The event was the great Lawrence textile strike of 1912, commonly known as the “Bread and Roses Strike.” After reading the following highlights, you may find it as worthy of commemoration as the other famous events that occurred 100 years ago.
• The stage was set in 1911, when Congress reduced the workweek from 56 to 54 hours…for women and children only. Being dependent on the labor of women and children, Lawrence’s mills adopted a 54-hour schedule for everyone. Upon receiving their first pay envelopes under the reduced schedule, the workers discovered a pay cut. Averaging only $8.76 a week, the frustrated workers walked out of the mills.

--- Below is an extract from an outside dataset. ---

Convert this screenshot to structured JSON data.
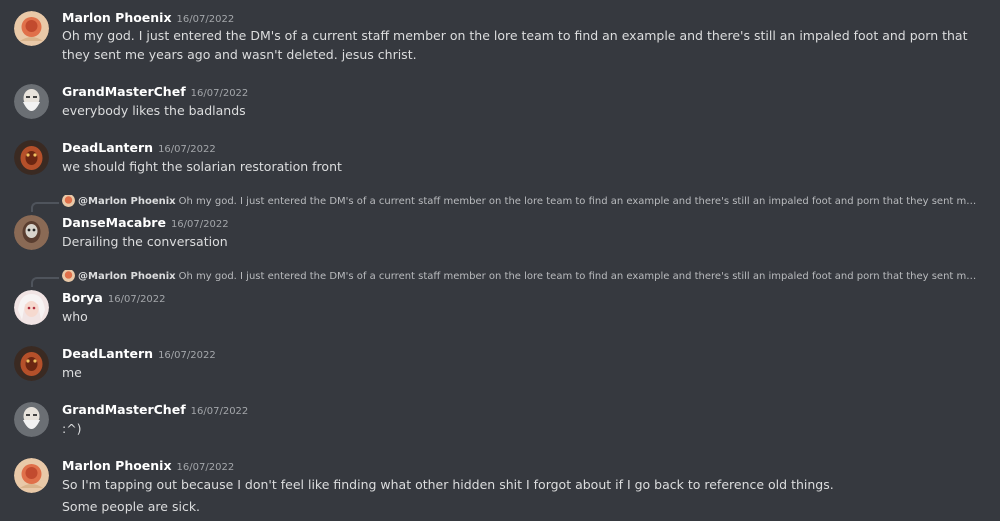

• For nine weeks, during the harsh months of January and February, 1912, more than 20,000 mill workers went on strike. They faced off daily with local police and state militia. (Some in the militia were Harvard students who received course credit for their time.)
• Eighty-six percent of Lawrence’s population in 1912 was first- or second-generation immigrants. The newest immigrants held the worst jobs, and thus were in the forefront of the strike. The two striking workers killed during the Bread and Roses Strike reflected this ethnic hierarchy. Annie Lopizzo, an Italian woman in her 20s, was shot during a confrontation between strikers and police. And John Rami, a Syrian teenager, was killed by a militiaman’s bayonet.
• The strikers turned for help to the Industrial Workers of the World, a radical union willing to organize unskilled immigrant laborers. When dynamite was found in three locations, fingers quickly pointed toward the IWW, owing to their reputation (some say exaggerated) for violence. The “dynamite plot,” however, was quickly revealed to be a hoax perpetrated by friends of a prominent mill owner to discredit the IWW and undermine the strike.
• In another attempt to destabilize the strike, police arrested two IWW organizers in the shooting of Lopizzo, despite there being no evidence connecting them to her death.
• As the struggle dragged on, some strikers sent their children to live with sympathizers in other cities. The resulting negative publicity enraged local authorities, who dispatched police to stop the “children’s exodus” at the train station. The melee that followed, with women and children thrown into paddy wagons, generated even more bad press.
• National outrage prompted a congressional hearing, and Carmela Teoli, a 14-year-old Italian girl, testified about getting her hair caught in mill machinery and having part of her scalp torn off. The resulting publicity was more than the mill owners could bear, and they soon negotiated a settlement with the strikers. Incredibly, the workers had won. The results of the strike, by then international news, reverberated far and wide:
o More than 250,000 textile workers throughout New England saw pay increases.
o The attention drawn to child labor helped pass protective legislation, first in Massachusetts, and then nationally.
o The poem-turned-song “Bread and Roses” has become an anthem for women’s and workers’ rights, and the phrase “Bread and Roses” is known and used around the world.
The strike’s history is celebrated in Lawrence at the annual Bread and Roses Labor Day Heritage Festival at the Lawrence Heritage State Park, and by Lawrence’s other cultural and historical organizations. The Bread and Roses Centennial Committee is organizing a series of commemorative events in 2012 for the 100th anniversary beginning on Jan. 12th. For more information, visit www.BreadAndRosesCentennial.org.
( Editor’s Note: Read Part 2 here and watch for Part 3 of this series on the 100th Anniversary of the Bread and Roses Strike in the July/August 2012 issue of Merrimack Valley Magazine – available mid-May. )